The interview process for just a single company can be challenging to maneuver through. Even more so if you’re talking with multiple companies. We are in a candidate’s market right now, so if you’re fully committed to finding a new job, odds are you have plenty of companies interested in you. While this is an excellent time to be looking for a new role, it requires some finesse to tactfully handle so many moving pieces.
The key to success when interviewing is, unsurprisingly, strong communication. Moving through a job interview process is more art than science, but there are strategies you can implement that will increase your chances of success. The goal should be to understand what the interview cycle looks like, and to not delay any steps, keeping momentum up.
As you move through each interview process you’ll want to be gathering information and mapping out how long it will take to reach the offer stage, then planning accordingly. In a perfect scenario, you will have offers from your top choices arrive at the same time, so you can carefully weigh them against each other and make your decision. Easier said than done. Far more often candidates are forced into a situation where they have an offer on the table long before they’ve finished with other companies. The sooner you can identify the steps in an interview process and project a likely offer date, the better success you’ll have getting multiple offers to come in around the same time.
Learning what the next steps look like can usually be handled at the end of your first interview. Typically the interviewer will give you the floor to ask questions of your own, and after your well thought out questions you should move to close. Be direct: “I feel this interview went well, and I’m very interested in this position. What does the interview process look like going forward?” You may get a generic answer saying they have more candidates to interview, but if they are interested they will often let you know what you can expect.
Regardless of whether you know what’s next or not, the key to success outside of the interview itself is in your follow-up. First, you’ll want to write a concise thank you email the same day. Next, you want to decide on a follow up plan and stick to it. Emotions can get the better of even the best candidates and lead to excessive follow up.
The frequency of follow up will vary, but a good rule of thumb is once or twice per week. You’ll want to vary your approach between e-mails and phone follow-up. The key is to provide value with each message, rather than just bugging them for another interview.
Say you are interviewing with a renewable energy consulting firm. A good topic for a follow-up email would be to mention how you’ve been reading up on a new piece of legislation that could impact the industry. You want to show that you are engaged, and are working to strengthen your candidacy.
Being concise in these messages is important. These emails aren’t a time to sell yourself, that’s what the interview is for. Show you value the hiring manager’s time by keeping these brief and to the point: no longer than one scroll on an iphone.
By establishing a pattern of thoughtful communication you keep the hiring manager engaged, and open the dialogue to push for further interviews, keeping the momentum moving forward. As long as you are asking the questions that truly matter to you throughout the interview process it shouldn’t be too challenging to identify your top choices and know from whom you’d be open to accepting an offer.

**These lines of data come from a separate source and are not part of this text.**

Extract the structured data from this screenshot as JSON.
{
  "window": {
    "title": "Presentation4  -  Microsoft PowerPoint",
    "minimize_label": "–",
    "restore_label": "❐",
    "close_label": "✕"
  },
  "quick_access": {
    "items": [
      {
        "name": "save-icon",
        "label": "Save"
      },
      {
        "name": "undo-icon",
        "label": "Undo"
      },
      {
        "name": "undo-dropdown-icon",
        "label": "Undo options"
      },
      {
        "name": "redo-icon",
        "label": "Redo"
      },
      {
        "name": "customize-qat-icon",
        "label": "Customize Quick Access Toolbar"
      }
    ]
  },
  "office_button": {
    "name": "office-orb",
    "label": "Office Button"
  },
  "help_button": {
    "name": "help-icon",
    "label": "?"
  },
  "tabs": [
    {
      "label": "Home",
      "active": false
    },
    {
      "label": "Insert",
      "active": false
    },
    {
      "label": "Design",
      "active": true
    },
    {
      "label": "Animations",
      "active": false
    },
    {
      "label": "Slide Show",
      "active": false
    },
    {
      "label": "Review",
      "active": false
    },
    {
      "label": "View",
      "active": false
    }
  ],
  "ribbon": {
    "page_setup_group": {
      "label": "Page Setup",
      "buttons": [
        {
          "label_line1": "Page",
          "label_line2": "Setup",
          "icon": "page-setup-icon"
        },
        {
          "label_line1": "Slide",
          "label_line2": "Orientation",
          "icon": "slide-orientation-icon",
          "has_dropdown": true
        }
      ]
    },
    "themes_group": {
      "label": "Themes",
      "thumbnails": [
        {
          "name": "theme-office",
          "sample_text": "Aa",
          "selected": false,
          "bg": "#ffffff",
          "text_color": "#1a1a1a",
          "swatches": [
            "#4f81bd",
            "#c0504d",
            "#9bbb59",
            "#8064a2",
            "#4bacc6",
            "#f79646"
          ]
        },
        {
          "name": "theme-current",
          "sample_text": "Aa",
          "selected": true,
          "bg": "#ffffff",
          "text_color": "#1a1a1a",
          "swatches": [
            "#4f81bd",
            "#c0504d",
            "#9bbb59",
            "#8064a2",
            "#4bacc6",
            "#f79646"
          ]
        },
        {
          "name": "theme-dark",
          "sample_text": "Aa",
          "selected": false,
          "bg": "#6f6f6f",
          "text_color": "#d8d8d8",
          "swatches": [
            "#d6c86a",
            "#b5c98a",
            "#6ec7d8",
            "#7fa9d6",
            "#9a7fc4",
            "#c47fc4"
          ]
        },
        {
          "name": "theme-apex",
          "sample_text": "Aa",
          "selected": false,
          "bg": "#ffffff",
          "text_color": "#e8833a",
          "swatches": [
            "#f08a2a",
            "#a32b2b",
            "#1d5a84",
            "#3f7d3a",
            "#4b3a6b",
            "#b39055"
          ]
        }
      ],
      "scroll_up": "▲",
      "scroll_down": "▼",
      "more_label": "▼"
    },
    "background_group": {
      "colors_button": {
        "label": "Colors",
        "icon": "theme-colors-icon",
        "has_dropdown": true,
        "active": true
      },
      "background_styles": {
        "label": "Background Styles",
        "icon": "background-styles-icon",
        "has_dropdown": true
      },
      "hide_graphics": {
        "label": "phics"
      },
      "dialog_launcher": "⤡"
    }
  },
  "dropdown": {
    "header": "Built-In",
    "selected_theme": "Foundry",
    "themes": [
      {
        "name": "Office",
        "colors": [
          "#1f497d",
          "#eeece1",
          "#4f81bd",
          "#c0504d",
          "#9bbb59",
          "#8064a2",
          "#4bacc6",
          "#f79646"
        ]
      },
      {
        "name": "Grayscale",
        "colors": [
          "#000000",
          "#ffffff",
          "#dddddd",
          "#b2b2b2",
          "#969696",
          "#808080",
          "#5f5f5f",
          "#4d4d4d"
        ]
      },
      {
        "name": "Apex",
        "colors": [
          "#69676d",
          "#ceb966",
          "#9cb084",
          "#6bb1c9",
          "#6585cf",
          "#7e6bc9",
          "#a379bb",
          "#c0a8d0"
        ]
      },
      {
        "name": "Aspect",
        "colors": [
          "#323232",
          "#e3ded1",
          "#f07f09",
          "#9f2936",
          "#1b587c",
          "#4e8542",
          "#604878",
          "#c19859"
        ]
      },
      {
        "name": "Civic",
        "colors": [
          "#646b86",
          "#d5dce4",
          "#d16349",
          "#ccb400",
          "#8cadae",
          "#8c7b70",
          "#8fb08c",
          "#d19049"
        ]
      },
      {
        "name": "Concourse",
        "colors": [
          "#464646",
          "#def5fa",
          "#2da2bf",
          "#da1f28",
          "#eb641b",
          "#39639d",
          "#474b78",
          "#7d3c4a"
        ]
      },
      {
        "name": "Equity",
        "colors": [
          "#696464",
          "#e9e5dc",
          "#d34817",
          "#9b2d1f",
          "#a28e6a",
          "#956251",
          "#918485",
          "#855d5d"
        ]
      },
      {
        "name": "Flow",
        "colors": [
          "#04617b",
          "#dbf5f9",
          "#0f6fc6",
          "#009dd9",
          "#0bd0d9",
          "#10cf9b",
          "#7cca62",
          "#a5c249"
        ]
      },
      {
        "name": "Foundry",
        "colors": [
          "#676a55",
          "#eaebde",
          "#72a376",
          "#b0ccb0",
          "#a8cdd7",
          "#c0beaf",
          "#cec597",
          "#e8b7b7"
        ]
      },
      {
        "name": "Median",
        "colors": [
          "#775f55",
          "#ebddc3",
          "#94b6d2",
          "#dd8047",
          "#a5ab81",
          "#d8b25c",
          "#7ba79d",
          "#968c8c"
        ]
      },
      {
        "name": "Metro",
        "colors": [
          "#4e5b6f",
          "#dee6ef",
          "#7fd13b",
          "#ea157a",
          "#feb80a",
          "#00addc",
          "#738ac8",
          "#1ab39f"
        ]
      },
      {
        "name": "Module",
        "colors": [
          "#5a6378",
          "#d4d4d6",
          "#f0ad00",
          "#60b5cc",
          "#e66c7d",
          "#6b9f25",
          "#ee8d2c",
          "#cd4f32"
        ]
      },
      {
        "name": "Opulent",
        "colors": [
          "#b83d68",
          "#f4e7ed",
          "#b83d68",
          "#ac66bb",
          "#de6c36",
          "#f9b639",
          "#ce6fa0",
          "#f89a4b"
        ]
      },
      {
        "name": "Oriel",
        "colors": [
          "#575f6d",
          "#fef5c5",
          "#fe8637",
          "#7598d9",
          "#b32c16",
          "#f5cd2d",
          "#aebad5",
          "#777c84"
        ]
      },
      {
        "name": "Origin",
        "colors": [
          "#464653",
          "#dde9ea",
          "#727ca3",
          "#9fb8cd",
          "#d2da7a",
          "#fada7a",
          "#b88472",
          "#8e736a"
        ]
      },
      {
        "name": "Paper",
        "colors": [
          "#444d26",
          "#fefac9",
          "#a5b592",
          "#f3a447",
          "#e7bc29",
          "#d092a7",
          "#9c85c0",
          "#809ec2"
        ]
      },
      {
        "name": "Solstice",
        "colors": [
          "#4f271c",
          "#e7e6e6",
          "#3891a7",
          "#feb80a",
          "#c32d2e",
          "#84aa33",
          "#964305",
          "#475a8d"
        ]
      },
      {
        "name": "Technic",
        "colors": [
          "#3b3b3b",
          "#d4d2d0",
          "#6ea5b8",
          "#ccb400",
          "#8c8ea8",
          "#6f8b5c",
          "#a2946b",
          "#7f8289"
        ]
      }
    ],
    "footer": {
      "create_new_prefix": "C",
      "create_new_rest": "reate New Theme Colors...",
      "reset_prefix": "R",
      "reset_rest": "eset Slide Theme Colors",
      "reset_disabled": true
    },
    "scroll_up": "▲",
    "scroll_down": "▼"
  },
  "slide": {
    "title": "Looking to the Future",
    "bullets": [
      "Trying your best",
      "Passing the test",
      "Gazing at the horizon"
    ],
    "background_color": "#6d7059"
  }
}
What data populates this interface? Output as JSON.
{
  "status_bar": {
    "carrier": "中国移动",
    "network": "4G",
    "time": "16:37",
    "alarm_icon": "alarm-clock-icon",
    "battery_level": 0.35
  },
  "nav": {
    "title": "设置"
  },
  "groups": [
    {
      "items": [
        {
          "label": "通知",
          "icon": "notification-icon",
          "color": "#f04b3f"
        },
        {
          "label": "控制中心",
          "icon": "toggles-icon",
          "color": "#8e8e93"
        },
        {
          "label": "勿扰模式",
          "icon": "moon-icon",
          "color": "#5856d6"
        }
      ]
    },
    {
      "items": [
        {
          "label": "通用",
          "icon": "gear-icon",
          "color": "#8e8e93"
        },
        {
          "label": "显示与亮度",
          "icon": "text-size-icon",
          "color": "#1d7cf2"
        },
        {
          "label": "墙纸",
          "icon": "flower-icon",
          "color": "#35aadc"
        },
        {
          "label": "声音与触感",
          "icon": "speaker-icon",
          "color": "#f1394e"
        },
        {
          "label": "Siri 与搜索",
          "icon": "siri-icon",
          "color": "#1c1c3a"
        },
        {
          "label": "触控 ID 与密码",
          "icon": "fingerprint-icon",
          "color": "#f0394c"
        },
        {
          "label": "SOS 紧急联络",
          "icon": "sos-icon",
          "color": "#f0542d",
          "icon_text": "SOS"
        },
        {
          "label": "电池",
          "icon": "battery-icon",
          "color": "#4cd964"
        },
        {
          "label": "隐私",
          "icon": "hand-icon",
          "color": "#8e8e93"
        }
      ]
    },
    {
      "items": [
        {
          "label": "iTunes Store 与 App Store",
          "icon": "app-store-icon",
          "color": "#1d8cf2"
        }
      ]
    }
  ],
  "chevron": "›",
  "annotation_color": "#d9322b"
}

If you’ve followed these steps, asking good questions to carefully identify your top choices and knowing (more or less) when to expect an offer, you should be in good position to handle the offer stage. Again, open communication is the key. If you’ve ruled out a company, show professional courtesy and let them know. When you receive an offer from a company you do want to work for, give them clear expectations on when you will give them an answer. If you know right away, let them know. If you need a day to talk it over with friends/family, tell them when they can expect the answer. If you have a final interview with another contender in two days, give a clear expectation that you will have an answer in three. Remember, you are being evaluated through the whole process, and employers will absolutely rescind your offer if you fail to conduct yourself professionally at the offer stage.
No interview strategy is bulletproof, and despite your best efforts you may still have to make the difficult decision of passing on a job you want for a chance at an even better one. But if you establish timelines early and ask the important questions throughout the process, you will have a better shot at putting yourself in a favorable position for when the offers come.